━━━ Provided entries
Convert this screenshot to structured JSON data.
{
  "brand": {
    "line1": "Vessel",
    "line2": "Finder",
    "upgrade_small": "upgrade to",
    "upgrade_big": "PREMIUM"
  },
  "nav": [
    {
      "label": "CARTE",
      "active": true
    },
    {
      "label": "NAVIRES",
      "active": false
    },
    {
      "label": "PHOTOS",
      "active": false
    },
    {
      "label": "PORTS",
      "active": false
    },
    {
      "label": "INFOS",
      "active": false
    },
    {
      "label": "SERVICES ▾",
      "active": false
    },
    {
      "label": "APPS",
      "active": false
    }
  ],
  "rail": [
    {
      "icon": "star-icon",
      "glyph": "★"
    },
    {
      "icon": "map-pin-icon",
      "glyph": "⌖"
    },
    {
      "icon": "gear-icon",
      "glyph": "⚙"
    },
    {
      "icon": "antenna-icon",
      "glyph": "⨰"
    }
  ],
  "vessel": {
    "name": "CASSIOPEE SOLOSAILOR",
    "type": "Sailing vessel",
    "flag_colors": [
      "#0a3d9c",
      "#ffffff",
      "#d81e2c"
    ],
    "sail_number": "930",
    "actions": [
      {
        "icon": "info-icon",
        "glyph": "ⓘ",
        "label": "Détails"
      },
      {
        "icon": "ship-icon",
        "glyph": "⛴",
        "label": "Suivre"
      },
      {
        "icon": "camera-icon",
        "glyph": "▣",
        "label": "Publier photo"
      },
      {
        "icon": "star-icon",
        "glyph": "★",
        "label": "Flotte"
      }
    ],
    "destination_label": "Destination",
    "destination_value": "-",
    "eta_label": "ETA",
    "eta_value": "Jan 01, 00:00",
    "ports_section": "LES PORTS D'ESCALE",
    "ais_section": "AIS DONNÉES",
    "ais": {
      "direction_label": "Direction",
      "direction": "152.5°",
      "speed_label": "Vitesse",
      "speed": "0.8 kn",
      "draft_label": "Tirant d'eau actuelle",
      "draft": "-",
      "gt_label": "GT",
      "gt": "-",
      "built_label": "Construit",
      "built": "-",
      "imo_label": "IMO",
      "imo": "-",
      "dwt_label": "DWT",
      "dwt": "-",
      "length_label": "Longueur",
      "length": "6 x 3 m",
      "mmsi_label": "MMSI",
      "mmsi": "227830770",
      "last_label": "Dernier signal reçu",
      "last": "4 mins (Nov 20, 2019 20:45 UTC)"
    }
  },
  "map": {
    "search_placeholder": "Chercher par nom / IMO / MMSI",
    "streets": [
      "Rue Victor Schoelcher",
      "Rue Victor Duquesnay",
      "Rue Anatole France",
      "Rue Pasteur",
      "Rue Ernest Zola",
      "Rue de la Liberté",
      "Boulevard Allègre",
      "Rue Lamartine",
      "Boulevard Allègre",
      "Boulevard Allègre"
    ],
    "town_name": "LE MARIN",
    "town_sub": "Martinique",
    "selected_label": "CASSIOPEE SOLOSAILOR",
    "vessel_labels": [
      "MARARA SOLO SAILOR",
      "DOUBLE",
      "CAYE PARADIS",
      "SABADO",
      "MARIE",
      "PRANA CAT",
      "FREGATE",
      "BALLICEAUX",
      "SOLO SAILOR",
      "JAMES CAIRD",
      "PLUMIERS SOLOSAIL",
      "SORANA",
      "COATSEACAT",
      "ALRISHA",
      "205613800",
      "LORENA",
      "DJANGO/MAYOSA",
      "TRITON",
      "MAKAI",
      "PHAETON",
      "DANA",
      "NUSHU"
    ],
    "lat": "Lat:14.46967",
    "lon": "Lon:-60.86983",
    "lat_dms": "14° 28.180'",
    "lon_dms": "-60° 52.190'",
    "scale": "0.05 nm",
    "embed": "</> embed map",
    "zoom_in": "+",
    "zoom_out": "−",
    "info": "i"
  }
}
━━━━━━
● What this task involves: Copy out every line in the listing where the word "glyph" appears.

● Result of the exercise:
      "glyph": "★"
      "glyph": "⌖"
      "glyph": "⚙"
      "glyph": "⨰"
        "glyph": "ⓘ",
        "glyph": "⛴",
        "glyph": "▣",
        "glyph": "★",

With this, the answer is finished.